● TASK REQUIREMENTS:
Print, exactly and completely, every entry in the data.

● DATA:
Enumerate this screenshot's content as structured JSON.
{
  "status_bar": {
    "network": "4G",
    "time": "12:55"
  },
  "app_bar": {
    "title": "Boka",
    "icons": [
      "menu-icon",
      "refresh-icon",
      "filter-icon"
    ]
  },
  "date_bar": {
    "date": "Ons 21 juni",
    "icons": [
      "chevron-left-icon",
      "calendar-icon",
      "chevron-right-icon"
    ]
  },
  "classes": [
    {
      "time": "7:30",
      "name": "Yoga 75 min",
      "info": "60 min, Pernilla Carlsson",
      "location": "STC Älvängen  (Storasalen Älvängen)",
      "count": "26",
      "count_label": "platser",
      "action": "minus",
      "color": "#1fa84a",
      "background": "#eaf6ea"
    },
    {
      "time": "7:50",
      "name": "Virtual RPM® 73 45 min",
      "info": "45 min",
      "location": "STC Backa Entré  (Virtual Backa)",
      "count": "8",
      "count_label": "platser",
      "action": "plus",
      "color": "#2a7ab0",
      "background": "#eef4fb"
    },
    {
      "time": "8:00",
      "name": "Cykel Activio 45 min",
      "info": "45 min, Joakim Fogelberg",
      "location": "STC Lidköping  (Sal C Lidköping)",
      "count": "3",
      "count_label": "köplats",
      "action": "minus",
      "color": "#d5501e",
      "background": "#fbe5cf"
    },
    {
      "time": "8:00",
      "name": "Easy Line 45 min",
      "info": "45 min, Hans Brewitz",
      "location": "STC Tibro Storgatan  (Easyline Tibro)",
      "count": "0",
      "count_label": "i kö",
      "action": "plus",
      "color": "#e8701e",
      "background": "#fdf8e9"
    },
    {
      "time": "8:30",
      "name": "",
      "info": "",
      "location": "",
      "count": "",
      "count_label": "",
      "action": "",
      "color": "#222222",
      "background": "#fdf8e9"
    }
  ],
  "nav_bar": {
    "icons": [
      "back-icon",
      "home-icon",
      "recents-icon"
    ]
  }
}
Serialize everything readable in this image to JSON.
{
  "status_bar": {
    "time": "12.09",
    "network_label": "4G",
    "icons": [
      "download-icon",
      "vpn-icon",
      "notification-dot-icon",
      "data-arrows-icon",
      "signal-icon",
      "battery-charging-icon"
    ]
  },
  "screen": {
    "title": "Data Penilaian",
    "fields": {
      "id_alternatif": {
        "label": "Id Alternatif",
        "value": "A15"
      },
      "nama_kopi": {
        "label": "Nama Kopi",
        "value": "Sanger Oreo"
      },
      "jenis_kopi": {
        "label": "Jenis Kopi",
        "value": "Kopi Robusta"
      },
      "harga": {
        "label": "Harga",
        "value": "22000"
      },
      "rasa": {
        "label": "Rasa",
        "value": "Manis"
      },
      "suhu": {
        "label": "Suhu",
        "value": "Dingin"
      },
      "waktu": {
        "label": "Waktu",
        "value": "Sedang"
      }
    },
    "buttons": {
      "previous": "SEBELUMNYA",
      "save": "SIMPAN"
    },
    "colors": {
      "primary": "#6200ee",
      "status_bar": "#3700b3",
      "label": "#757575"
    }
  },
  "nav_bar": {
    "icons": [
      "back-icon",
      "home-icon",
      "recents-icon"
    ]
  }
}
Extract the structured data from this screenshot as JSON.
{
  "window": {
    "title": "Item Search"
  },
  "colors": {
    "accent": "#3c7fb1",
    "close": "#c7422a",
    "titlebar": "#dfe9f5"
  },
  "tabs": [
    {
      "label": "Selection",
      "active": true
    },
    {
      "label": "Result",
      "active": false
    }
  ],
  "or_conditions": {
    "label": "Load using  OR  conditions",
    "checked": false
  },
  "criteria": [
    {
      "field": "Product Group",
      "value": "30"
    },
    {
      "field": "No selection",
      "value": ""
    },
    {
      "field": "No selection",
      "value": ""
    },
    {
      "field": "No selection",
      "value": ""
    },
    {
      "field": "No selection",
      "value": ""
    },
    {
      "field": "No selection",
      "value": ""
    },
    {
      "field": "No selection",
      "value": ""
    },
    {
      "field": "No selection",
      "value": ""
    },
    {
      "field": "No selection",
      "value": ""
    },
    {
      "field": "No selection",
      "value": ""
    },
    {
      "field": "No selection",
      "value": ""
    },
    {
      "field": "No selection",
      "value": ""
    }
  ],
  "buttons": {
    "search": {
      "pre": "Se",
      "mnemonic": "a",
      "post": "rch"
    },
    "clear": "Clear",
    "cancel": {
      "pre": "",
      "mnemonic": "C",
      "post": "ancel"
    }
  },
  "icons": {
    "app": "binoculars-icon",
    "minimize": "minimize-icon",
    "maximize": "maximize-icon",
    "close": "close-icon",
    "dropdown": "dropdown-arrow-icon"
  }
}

● WRITTEN REPLY:
Enumerate this screenshot's content as structured JSON.
{
  "status_bar": {
    "network": "4G",
    "time": "12:55"
  },
  "app_bar": {
    "title": "Boka",
    "icons": [
      "menu-icon",
      "refresh-icon",
      "filter-icon"
    ]
  },
  "date_bar": {
    "date": "Ons 21 juni",
    "icons": [
      "chevron-left-icon",
      "calendar-icon",
      "chevron-right-icon"
    ]
  },
  "classes": [
    {
      "time": "7:30",
      "name": "Yoga 75 min",
      "info": "60 min, Pernilla Carlsson",
      "location": "STC Älvängen  (Storasalen Älvängen)",
      "count": "26",
      "count_label": "platser",
      "action": "minus",
      "color": "#1fa84a",
      "background": "#eaf6ea"
    },
    {
      "time": "7:50",
      "name": "Virtual RPM® 73 45 min",
      "info": "45 min",
      "location": "STC Backa Entré  (Virtual Backa)",
      "count": "8",
      "count_label": "platser",
      "action": "plus",
      "color": "#2a7ab0",
      "background": "#eef4fb"
    },
    {
      "time": "8:00",
      "name": "Cykel Activio 45 min",
      "info": "45 min, Joakim Fogelberg",
      "location": "STC Lidköping  (Sal C Lidköping)",
      "count": "3",
      "count_label": "köplats",
      "action": "minus",
      "color": "#d5501e",
      "background": "#fbe5cf"
    },
    {
      "time": "8:00",
      "name": "Easy Line 45 min",
      "info": "45 min, Hans Brewitz",
      "location": "STC Tibro Storgatan  (Easyline Tibro)",
      "count": "0",
      "count_label": "i kö",
      "action": "plus",
      "color": "#e8701e",
      "background": "#fdf8e9"
    },
    {
      "time": "8:30",
      "name": "",
      "info": "",
      "location": "",
      "count": "",
      "count_label": "",
      "action": "",
      "color": "#222222",
      "background": "#fdf8e9"
    }
  ],
  "nav_bar": {
    "icons": [
      "back-icon",
      "home-icon",
      "recents-icon"
    ]
  }
}
Serialize everything readable in this image to JSON.
{
  "status_bar": {
    "time": "12.09",
    "network_label": "4G",
    "icons": [
      "download-icon",
      "vpn-icon",
      "notification-dot-icon",
      "data-arrows-icon",
      "signal-icon",
      "battery-charging-icon"
    ]
  },
  "screen": {
    "title": "Data Penilaian",
    "fields": {
      "id_alternatif": {
        "label": "Id Alternatif",
        "value": "A15"
      },
      "nama_kopi": {
        "label": "Nama Kopi",
        "value": "Sanger Oreo"
      },
      "jenis_kopi": {
        "label": "Jenis Kopi",
        "value": "Kopi Robusta"
      },
      "harga": {
        "label": "Harga",
        "value": "22000"
      },
      "rasa": {
        "label": "Rasa",
        "value": "Manis"
      },
      "suhu": {
        "label": "Suhu",
        "value": "Dingin"
      },
      "waktu": {
        "label": "Waktu",
        "value": "Sedang"
      }
    },
    "buttons": {
      "previous": "SEBELUMNYA",
      "save": "SIMPAN"
    },
    "colors": {
      "primary": "#6200ee",
      "status_bar": "#3700b3",
      "label": "#757575"
    }
  },
  "nav_bar": {
    "icons": [
      "back-icon",
      "home-icon",
      "recents-icon"
    ]
  }
}
Extract the structured data from this screenshot as JSON.
{
  "window": {
    "title": "Item Search"
  },
  "colors": {
    "accent": "#3c7fb1",
    "close": "#c7422a",
    "titlebar": "#dfe9f5"
  },
  "tabs": [
    {
      "label": "Selection",
      "active": true
    },
    {
      "label": "Result",
      "active": false
    }
  ],
  "or_conditions": {
    "label": "Load using  OR  conditions",
    "checked": false
  },
  "criteria": [
    {
      "field": "Product Group",
      "value": "30"
    },
    {
      "field": "No selection",
      "value": ""
    },
    {
      "field": "No selection",
      "value": ""
    },
    {
      "field": "No selection",
      "value": ""
    },
    {
      "field": "No selection",
      "value": ""
    },
    {
      "field": "No selection",
      "value": ""
    },
    {
      "field": "No selection",
      "value": ""
    },
    {
      "field": "No selection",
      "value": ""
    },
    {
      "field": "No selection",
      "value": ""
    },
    {
      "field": "No selection",
      "value": ""
    },
    {
      "field": "No selection",
      "value": ""
    },
    {
      "field": "No selection",
      "value": ""
    }
  ],
  "buttons": {
    "search": {
      "pre": "Se",
      "mnemonic": "a",
      "post": "rch"
    },
    "clear": "Clear",
    "cancel": {
      "pre": "",
      "mnemonic": "C",
      "post": "ancel"
    }
  },
  "icons": {
    "app": "binoculars-icon",
    "minimize": "minimize-icon",
    "maximize": "maximize-icon",
    "close": "close-icon",
    "dropdown": "dropdown-arrow-icon"
  }
}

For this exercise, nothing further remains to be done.